THE PROBLEM: Below is a set of records; restate each one word for word.

RECORDS PROVIDED:
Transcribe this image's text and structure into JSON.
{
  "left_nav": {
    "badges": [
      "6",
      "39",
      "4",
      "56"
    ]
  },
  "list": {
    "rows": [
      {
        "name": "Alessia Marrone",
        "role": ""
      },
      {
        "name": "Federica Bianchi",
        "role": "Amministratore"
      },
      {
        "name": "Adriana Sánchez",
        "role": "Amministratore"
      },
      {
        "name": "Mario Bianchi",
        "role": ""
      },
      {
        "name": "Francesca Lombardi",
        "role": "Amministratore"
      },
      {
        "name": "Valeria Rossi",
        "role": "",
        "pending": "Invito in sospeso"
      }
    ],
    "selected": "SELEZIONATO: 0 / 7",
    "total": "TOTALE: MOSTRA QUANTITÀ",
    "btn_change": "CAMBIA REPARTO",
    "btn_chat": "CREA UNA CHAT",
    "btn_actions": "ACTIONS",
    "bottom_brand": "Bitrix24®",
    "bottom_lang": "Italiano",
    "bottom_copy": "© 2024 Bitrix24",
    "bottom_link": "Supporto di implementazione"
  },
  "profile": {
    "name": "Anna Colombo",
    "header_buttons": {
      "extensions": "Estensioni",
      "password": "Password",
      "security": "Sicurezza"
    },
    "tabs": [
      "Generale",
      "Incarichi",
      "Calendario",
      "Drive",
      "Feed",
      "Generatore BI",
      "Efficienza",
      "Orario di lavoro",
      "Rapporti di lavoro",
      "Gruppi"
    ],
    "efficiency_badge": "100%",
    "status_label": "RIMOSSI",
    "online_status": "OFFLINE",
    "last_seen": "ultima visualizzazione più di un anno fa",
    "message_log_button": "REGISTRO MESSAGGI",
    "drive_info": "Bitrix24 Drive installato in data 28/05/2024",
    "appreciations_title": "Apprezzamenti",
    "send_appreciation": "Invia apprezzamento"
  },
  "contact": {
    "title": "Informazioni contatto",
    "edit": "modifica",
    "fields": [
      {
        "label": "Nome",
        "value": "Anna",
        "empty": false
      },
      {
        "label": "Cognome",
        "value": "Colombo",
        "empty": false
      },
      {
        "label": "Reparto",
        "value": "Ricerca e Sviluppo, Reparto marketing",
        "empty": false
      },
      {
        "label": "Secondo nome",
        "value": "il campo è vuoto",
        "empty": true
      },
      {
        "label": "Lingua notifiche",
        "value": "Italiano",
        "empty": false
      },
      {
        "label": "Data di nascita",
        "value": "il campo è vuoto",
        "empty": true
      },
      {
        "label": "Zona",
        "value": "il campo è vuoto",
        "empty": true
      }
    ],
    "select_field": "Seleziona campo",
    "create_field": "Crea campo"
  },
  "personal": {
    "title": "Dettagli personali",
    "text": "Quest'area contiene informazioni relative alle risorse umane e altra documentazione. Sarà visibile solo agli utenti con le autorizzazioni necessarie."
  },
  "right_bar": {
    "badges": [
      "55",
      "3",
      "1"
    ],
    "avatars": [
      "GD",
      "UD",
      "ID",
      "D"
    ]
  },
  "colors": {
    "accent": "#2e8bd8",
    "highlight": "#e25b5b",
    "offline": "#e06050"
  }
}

REPLY:
Transcribe this image's text and structure into JSON.
{
  "left_nav": {
    "badges": [
      "6",
      "39",
      "4",
      "56"
    ]
  },
  "list": {
    "rows": [
      {
        "name": "Alessia Marrone",
        "role": ""
      },
      {
        "name": "Federica Bianchi",
        "role": "Amministratore"
      },
      {
        "name": "Adriana Sánchez",
        "role": "Amministratore"
      },
      {
        "name": "Mario Bianchi",
        "role": ""
      },
      {
        "name": "Francesca Lombardi",
        "role": "Amministratore"
      },
      {
        "name": "Valeria Rossi",
        "role": "",
        "pending": "Invito in sospeso"
      }
    ],
    "selected": "SELEZIONATO: 0 / 7",
    "total": "TOTALE: MOSTRA QUANTITÀ",
    "btn_change": "CAMBIA REPARTO",
    "btn_chat": "CREA UNA CHAT",
    "btn_actions": "ACTIONS",
    "bottom_brand": "Bitrix24®",
    "bottom_lang": "Italiano",
    "bottom_copy": "© 2024 Bitrix24",
    "bottom_link": "Supporto di implementazione"
  },
  "profile": {
    "name": "Anna Colombo",
    "header_buttons": {
      "extensions": "Estensioni",
      "password": "Password",
      "security": "Sicurezza"
    },
    "tabs": [
      "Generale",
      "Incarichi",
      "Calendario",
      "Drive",
      "Feed",
      "Generatore BI",
      "Efficienza",
      "Orario di lavoro",
      "Rapporti di lavoro",
      "Gruppi"
    ],
    "efficiency_badge": "100%",
    "status_label": "RIMOSSI",
    "online_status": "OFFLINE",
    "last_seen": "ultima visualizzazione più di un anno fa",
    "message_log_button": "REGISTRO MESSAGGI",
    "drive_info": "Bitrix24 Drive installato in data 28/05/2024",
    "appreciations_title": "Apprezzamenti",
    "send_appreciation": "Invia apprezzamento"
  },
  "contact": {
    "title": "Informazioni contatto",
    "edit": "modifica",
    "fields": [
      {
        "label": "Nome",
        "value": "Anna",
        "empty": false
      },
      {
        "label": "Cognome",
        "value": "Colombo",
        "empty": false
      },
      {
        "label": "Reparto",
        "value": "Ricerca e Sviluppo, Reparto marketing",
        "empty": false
      },
      {
        "label": "Secondo nome",
        "value": "il campo è vuoto",
        "empty": true
      },
      {
        "label": "Lingua notifiche",
        "value": "Italiano",
        "empty": false
      },
      {
        "label": "Data di nascita",
        "value": "il campo è vuoto",
        "empty": true
      },
      {
        "label": "Zona",
        "value": "il campo è vuoto",
        "empty": true
      }
    ],
    "select_field": "Seleziona campo",
    "create_field": "Crea campo"
  },
  "personal": {
    "title": "Dettagli personali",
    "text": "Quest'area contiene informazioni relative alle risorse umane e altra documentazione. Sarà visibile solo agli utenti con le autorizzazioni necessarie."
  },
  "right_bar": {
    "badges": [
      "55",
      "3",
      "1"
    ],
    "avatars": [
      "GD",
      "UD",
      "ID",
      "D"
    ]
  },
  "colors": {
    "accent": "#2e8bd8",
    "highlight": "#e25b5b",
    "offline": "#e06050"
  }
}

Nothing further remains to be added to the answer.